Source data
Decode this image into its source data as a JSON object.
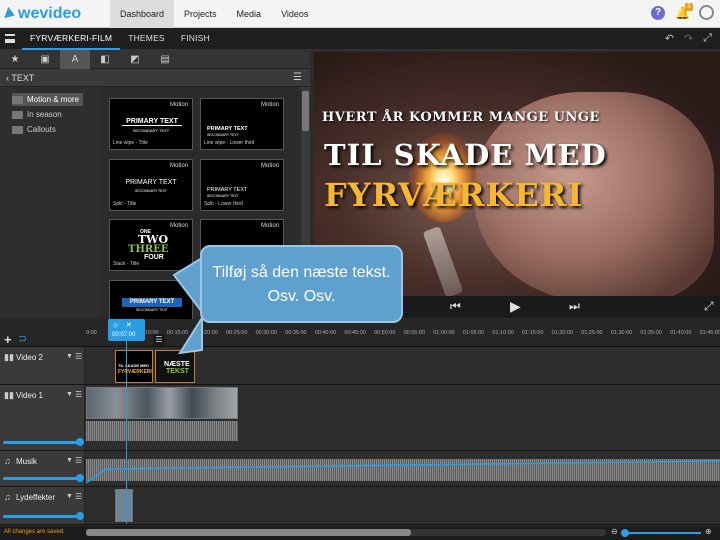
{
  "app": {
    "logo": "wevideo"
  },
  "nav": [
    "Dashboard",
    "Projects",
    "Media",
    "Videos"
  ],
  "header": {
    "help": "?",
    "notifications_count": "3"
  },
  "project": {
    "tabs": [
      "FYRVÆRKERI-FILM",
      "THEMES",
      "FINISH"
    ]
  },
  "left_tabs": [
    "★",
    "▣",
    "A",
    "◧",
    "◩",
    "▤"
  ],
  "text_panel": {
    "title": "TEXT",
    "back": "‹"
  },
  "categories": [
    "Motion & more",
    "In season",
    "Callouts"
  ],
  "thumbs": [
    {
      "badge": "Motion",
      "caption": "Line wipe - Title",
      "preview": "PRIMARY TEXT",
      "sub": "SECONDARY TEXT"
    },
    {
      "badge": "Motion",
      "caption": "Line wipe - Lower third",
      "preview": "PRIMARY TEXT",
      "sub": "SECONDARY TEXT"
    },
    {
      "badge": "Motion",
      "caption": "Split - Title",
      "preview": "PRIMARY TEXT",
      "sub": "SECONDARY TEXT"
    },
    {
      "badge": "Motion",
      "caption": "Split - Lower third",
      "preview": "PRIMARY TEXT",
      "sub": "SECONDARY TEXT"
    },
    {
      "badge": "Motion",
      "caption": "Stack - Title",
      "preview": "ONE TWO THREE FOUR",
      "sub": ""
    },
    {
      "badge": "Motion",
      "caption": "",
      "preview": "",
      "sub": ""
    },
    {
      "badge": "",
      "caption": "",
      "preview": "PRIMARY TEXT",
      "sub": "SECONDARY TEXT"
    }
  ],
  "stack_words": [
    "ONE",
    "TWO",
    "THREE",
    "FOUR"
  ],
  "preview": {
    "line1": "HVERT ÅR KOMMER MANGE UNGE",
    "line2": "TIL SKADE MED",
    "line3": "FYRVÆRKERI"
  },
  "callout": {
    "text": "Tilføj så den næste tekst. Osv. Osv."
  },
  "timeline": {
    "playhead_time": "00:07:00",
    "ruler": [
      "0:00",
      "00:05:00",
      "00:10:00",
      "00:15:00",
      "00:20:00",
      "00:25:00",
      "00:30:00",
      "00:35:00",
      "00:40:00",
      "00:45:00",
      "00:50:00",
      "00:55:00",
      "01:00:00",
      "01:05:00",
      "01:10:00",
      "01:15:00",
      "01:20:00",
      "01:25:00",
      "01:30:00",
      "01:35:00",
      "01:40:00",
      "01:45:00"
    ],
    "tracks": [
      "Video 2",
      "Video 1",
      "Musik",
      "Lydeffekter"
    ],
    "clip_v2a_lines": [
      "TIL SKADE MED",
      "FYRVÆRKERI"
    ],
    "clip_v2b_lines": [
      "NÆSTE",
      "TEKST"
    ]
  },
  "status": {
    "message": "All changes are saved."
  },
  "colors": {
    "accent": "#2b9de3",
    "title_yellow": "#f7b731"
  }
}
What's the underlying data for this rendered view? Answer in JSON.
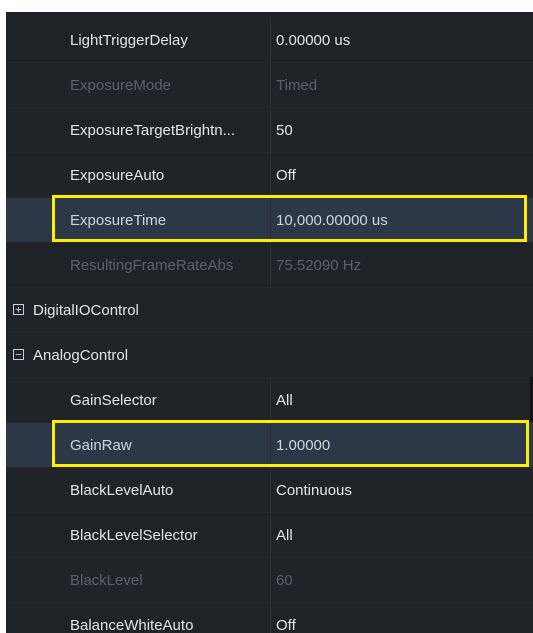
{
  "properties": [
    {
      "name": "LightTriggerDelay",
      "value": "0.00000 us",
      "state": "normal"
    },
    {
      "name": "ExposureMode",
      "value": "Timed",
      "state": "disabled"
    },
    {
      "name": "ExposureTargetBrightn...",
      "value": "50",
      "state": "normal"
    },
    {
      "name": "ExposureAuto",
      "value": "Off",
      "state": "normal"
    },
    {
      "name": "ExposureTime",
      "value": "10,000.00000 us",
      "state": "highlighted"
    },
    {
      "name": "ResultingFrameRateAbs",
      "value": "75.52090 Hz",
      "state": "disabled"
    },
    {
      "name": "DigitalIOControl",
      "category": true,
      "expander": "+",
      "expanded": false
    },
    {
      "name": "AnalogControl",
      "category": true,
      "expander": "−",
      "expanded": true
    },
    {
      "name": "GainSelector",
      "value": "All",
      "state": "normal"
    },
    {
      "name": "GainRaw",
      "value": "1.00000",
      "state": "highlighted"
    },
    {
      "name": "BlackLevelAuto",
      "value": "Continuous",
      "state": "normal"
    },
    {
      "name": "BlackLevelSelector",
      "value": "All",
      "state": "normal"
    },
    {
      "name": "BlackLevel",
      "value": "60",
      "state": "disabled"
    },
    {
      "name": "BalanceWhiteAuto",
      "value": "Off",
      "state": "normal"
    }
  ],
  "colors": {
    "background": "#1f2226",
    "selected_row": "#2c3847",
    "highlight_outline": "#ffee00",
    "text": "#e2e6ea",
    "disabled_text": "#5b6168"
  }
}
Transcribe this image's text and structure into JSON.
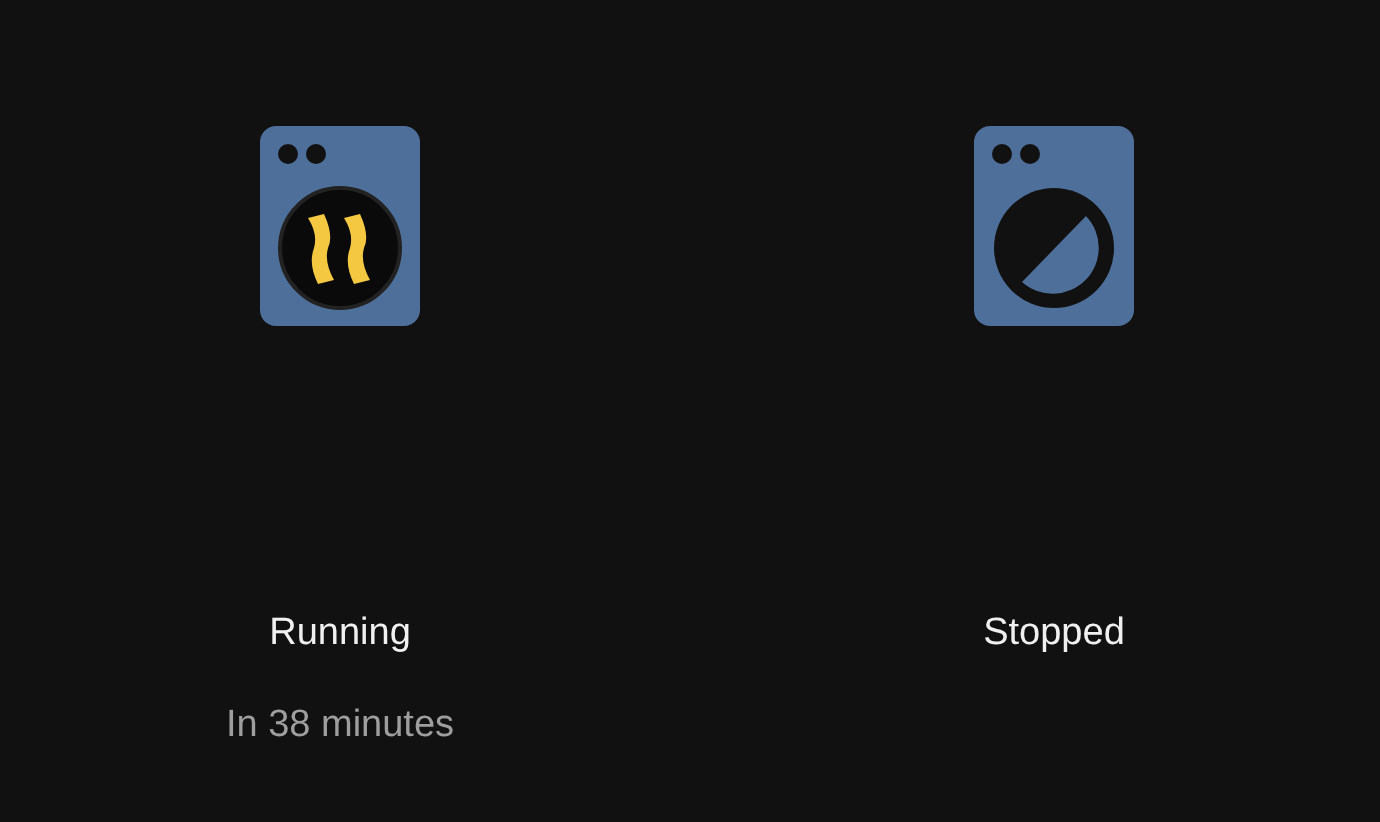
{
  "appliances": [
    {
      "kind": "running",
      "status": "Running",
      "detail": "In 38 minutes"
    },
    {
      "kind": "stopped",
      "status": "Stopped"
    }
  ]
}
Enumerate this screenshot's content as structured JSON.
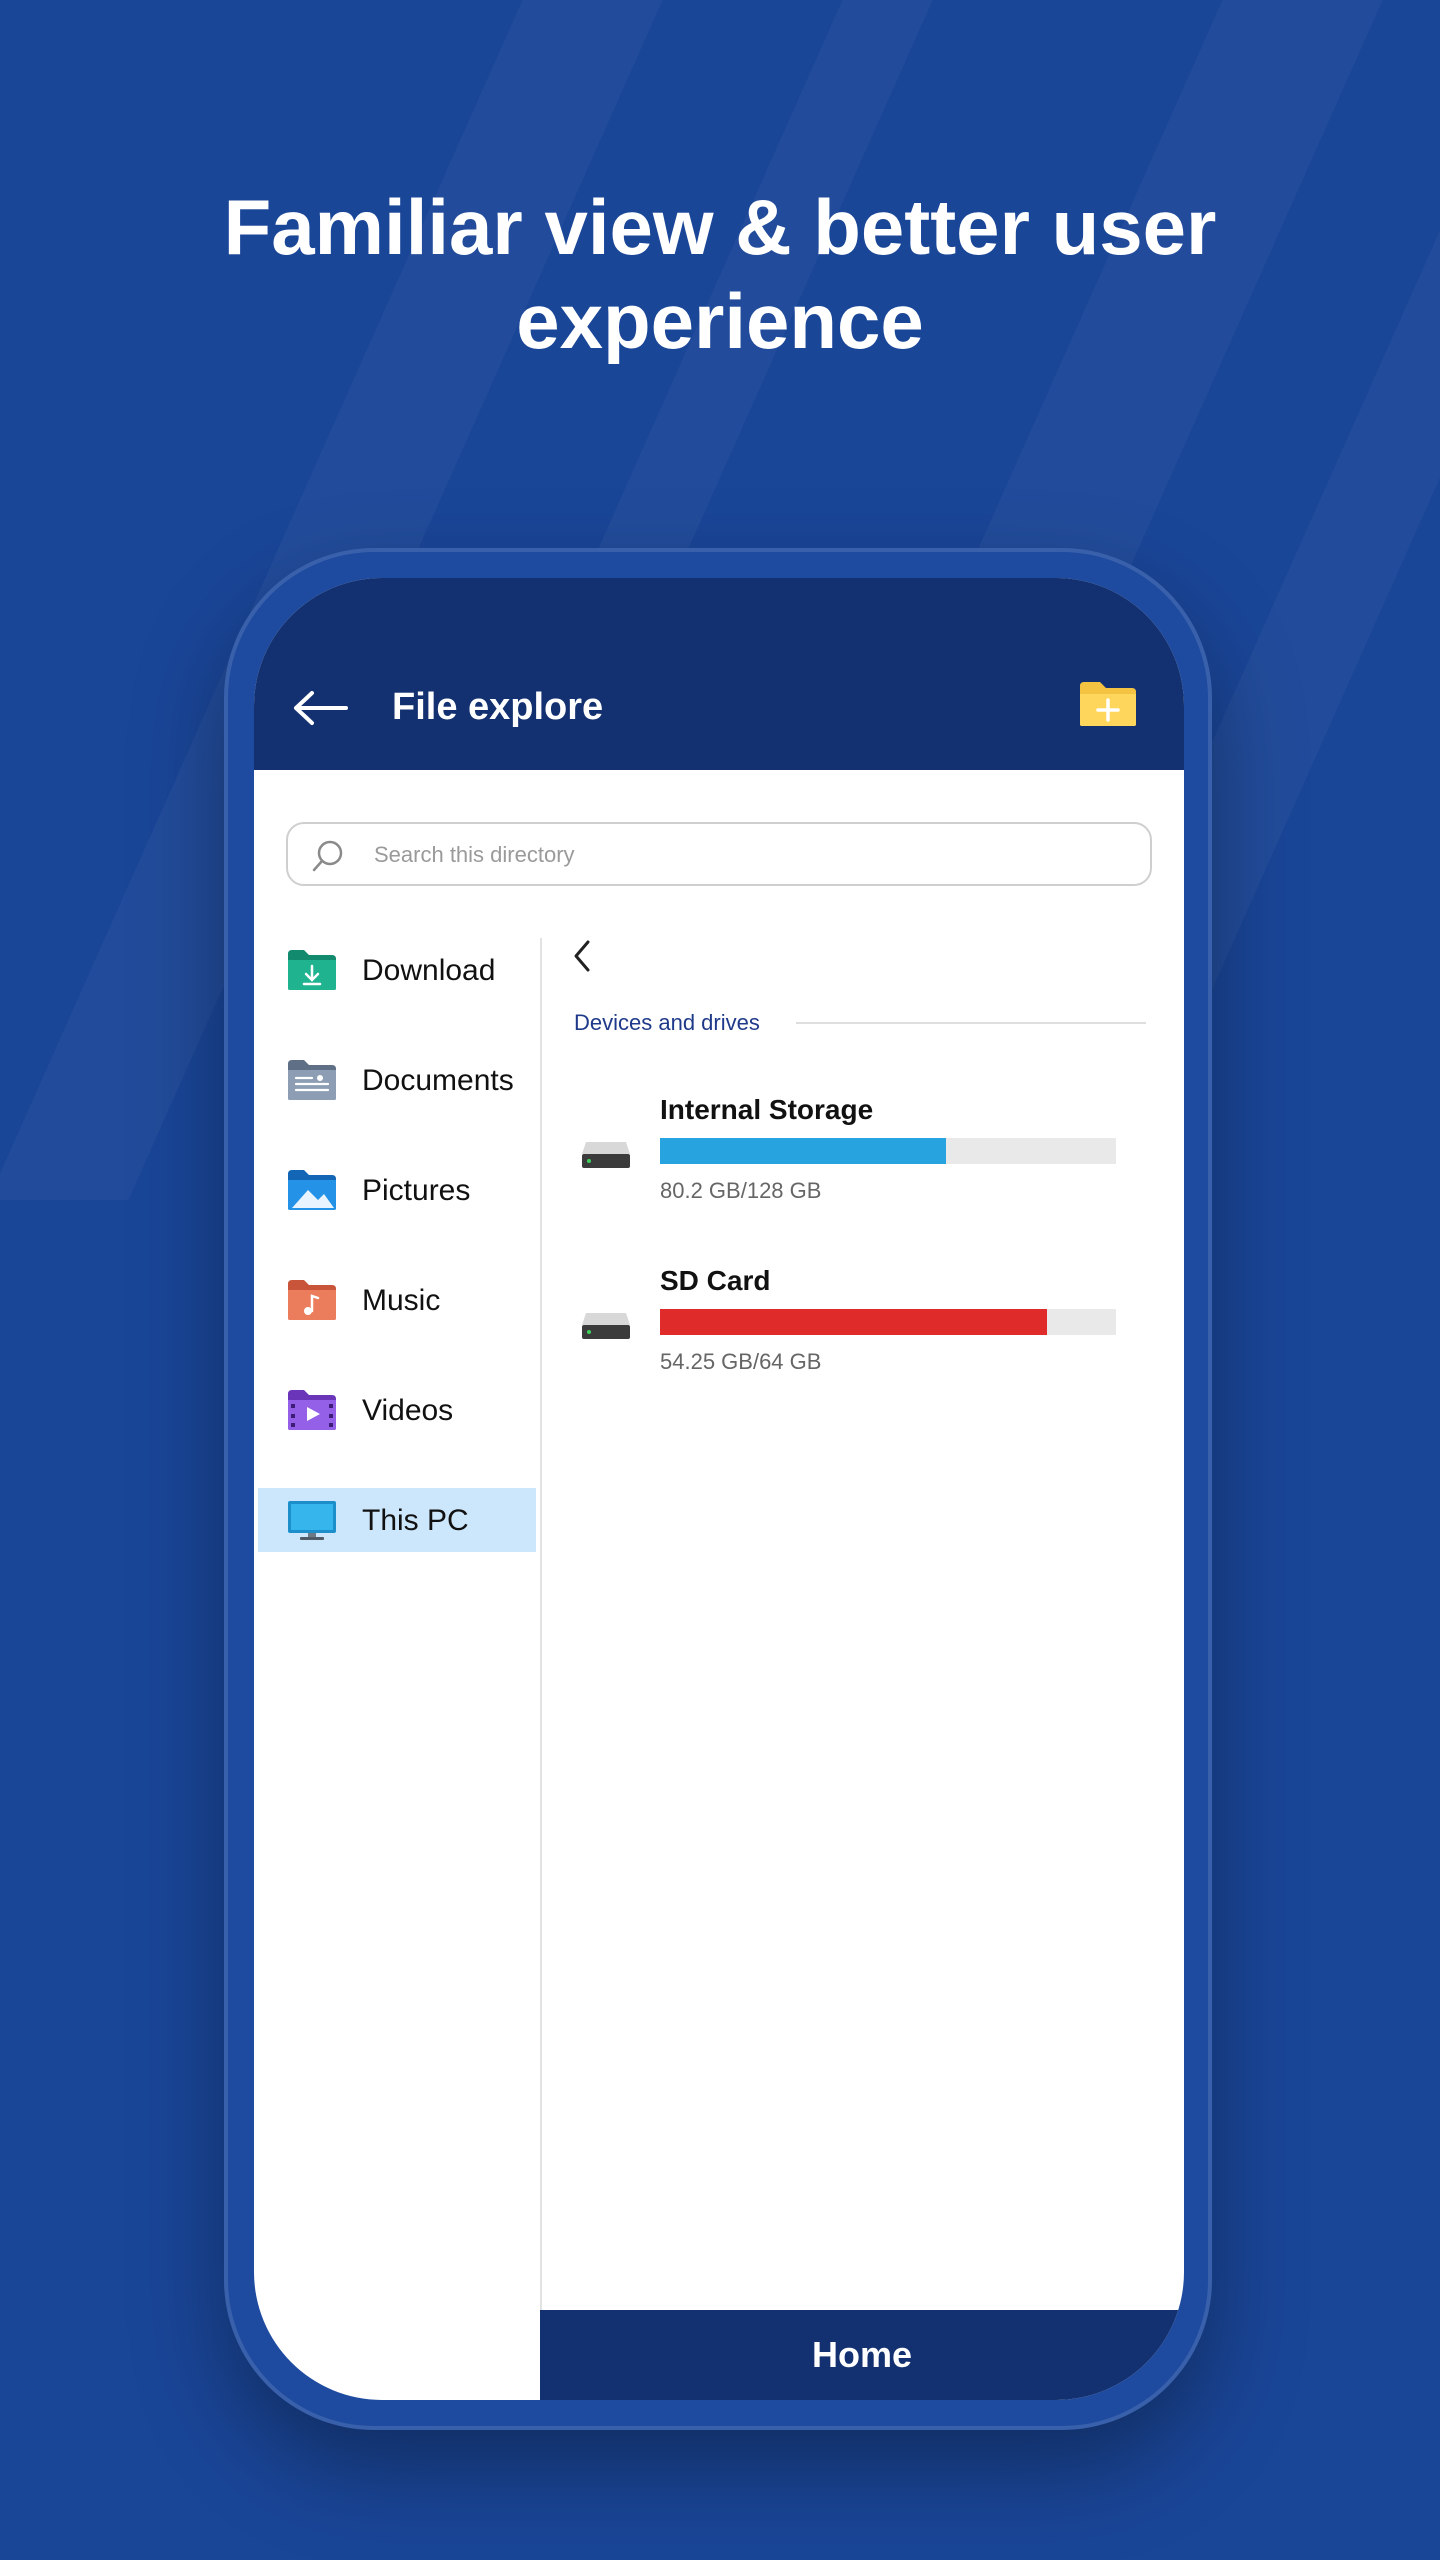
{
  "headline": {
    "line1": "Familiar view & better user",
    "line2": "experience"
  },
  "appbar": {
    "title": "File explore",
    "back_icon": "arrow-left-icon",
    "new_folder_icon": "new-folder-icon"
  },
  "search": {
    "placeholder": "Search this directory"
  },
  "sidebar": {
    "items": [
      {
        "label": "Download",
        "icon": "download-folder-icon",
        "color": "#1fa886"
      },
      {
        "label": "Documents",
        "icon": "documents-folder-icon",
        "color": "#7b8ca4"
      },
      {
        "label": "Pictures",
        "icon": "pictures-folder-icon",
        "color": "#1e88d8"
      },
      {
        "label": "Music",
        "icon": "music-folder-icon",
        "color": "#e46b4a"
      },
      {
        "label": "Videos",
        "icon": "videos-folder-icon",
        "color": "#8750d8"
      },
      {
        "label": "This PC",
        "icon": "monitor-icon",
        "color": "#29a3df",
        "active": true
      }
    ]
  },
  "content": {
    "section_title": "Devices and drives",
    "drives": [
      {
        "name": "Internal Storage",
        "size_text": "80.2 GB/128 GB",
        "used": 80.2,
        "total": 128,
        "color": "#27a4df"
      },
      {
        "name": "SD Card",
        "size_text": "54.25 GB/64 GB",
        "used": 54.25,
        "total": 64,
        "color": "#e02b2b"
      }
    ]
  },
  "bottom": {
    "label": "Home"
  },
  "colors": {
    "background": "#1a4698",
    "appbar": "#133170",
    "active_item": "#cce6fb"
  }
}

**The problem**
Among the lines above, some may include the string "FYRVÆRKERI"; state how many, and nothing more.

**Written reply**
3